Communists AKEL were suddenly concerned about the poor and social welfare, although they did little to advance social justice when they were in power.

Arguably COVID-19 is killing the poor quicker, more efficiently than the wealthy who can afford to social distance, live in different houses when they self-isolate or have the choice to work from home.

Opposition DIKO also found the voice of truth by demanding the government allow the Auditor General to inspect its dirty laundry where corruption scandals are usually hidden.

Other smaller parties were also encouraged by their thirst for political grandstanding.

Shouting down the government, plugging into the public’s discontent over the cash-for-passports scandal.

Usually, the state budget is a drab affair where the government pats itself on the back for a job well done while the Opposition tries to cut costs to make life difficult.

This time rebel MPs smelt a whiff of mutiny in the air, partaking in festive mischief to spoil the government’s Christmas party.

It is the first time the budget has been shot down in a generation due to an unwritten rule that the state must function and public sector workers – a privileged class – get paid on time.

Throwing a spanner in the works causes ripples of uncertainty the fragile economy can ill afford.

Once the purse strings are tied shut, social welfare cheques and pensions stop getting paid, unemployment benefit dries up as does support to businesses during the pandemic.

Playing brinkmanship with the government is all well and good.

But is the Opposition ready to live with the consequences of their actions when teachers, police, doctors, and nurses no longer receive a salary?

What happens when hospitals are unable to function, or the COVID-19 vaccine rollout becomes a victim of the budget gamble.

It is difficult to imagine that MPs will play hardball with government finances with parliamentary elections looming next May.

Political football

As the Finance Minister conceded, the timing of this rebellion could not have been worse, neither does it instil confidence about the country’s economic future.
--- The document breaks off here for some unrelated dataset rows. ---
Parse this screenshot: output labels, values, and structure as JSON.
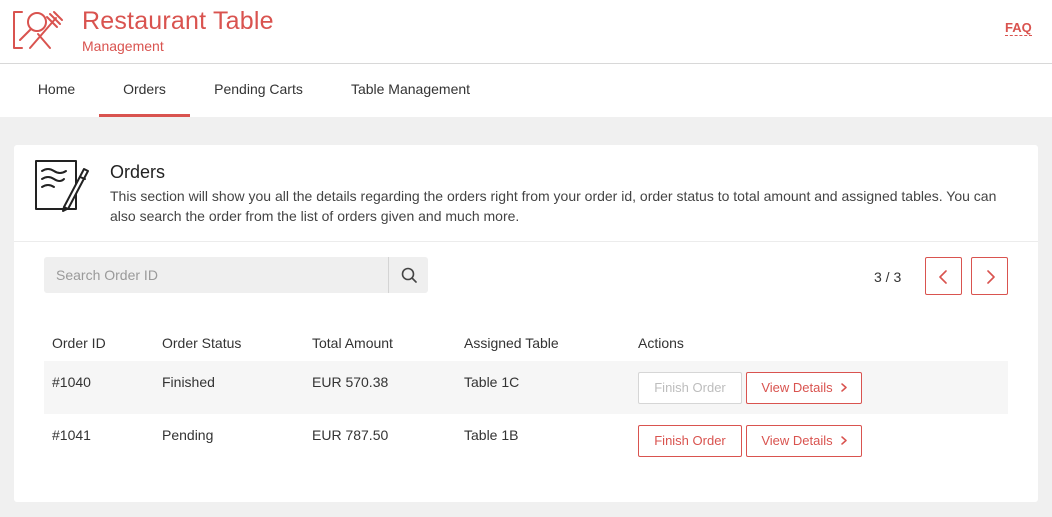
{
  "brand": {
    "title": "Restaurant Table",
    "subtitle": "Management"
  },
  "header": {
    "faq_label": "FAQ"
  },
  "nav": {
    "items": [
      {
        "label": "Home"
      },
      {
        "label": "Orders"
      },
      {
        "label": "Pending Carts"
      },
      {
        "label": "Table Management"
      }
    ],
    "active": "Orders"
  },
  "section": {
    "title": "Orders",
    "description": "This section will show you all the details regarding the orders right from your order id, order status to total amount and assigned tables. You can also search the order from the list of orders given and much more."
  },
  "search": {
    "placeholder": "Search Order ID",
    "value": ""
  },
  "pagination": {
    "label": "3 / 3"
  },
  "table": {
    "headers": {
      "order_id": "Order ID",
      "status": "Order Status",
      "amount": "Total Amount",
      "table": "Assigned Table",
      "actions": "Actions"
    },
    "rows": [
      {
        "order_id": "#1040",
        "status": "Finished",
        "amount": "EUR 570.38",
        "table": "Table 1C",
        "finish_label": "Finish Order",
        "finish_enabled": false,
        "details_label": "View Details"
      },
      {
        "order_id": "#1041",
        "status": "Pending",
        "amount": "EUR 787.50",
        "table": "Table 1B",
        "finish_label": "Finish Order",
        "finish_enabled": true,
        "details_label": "View Details"
      }
    ]
  },
  "colors": {
    "accent": "#d9534f",
    "background": "#f0f0f0",
    "row_shade": "#f6f6f6"
  }
}
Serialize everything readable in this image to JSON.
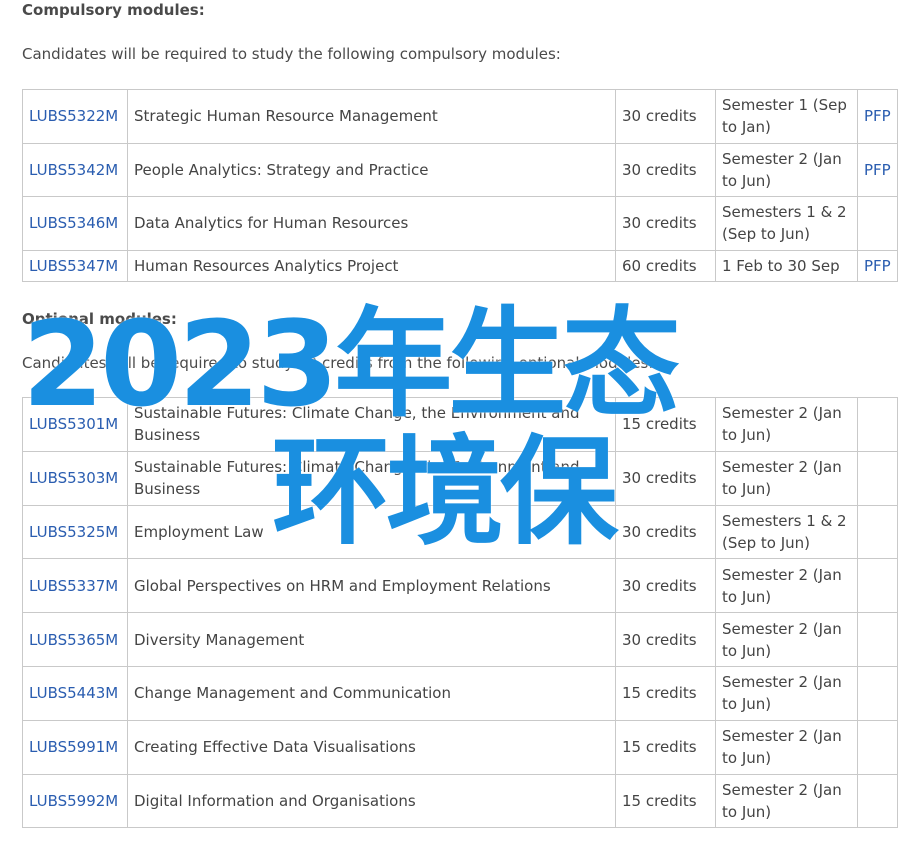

Using the budget to play political football is a high-risk game where usually the spectators are the ones in harm’s way.

And Parliament is not the best place for MPs to make a heroic stand against corruption.

Especially when the House Speaker and an AKEL MP were forced to resign after captured on camera trying to flog a Cyprus passport to a criminal.

It should be pointed out to the honourable members that they are part of the problem, rather than the solution.

They are the bricks and mortar the establishment is built on, the crony network of scratching each other’s back to keep it in the family.

Taking the government to task over corrupt practices when they are part of the system that tolerates abuse of power, inequality, injustice is rather poetic.

The passport for investment scheme wasn’t launched yesterday, it went into overdrive seven years ago.

Nobody was asking the tough questions then, even when international organisations and Brussels were pouring hot scorn over it.

Who was out there doing the fact-checking, looking for the skeletons in the cupboard?

If the political parties are losing sleep at night over a corrupt system, why don’t they introduce a law that protects whistleblowers, so mismanagement, neglect or oversight is rooted out?

Or is it they are playing to the gallery waiting for their time in office so they can reap the rewards of being in power.

In any mature democracy, the government should come under intense scrutiny.

The Cypriot political system lacks transparency, but few MPs are trying to turn that ship around.

The only adjustment they seek is what table they sit at – preferably the one nearer to the food chain.

Under the cold shower of realpolitik, rejecting the budget was not a courageous act triggering social revolution where fairness is at the core.

COVID-19 has scorched the economic landscape, businesses have gone bankrupt, unemployment rocketed, people’s wellbeing put under enormous duress.

Cyprus is hurting like never before (in peacetime) but instead of our politicians coming together in crisis they took cheap shots for political points.

For those going hungry, beaten, or left in the cold this Christmas, nobody will be keeping the score.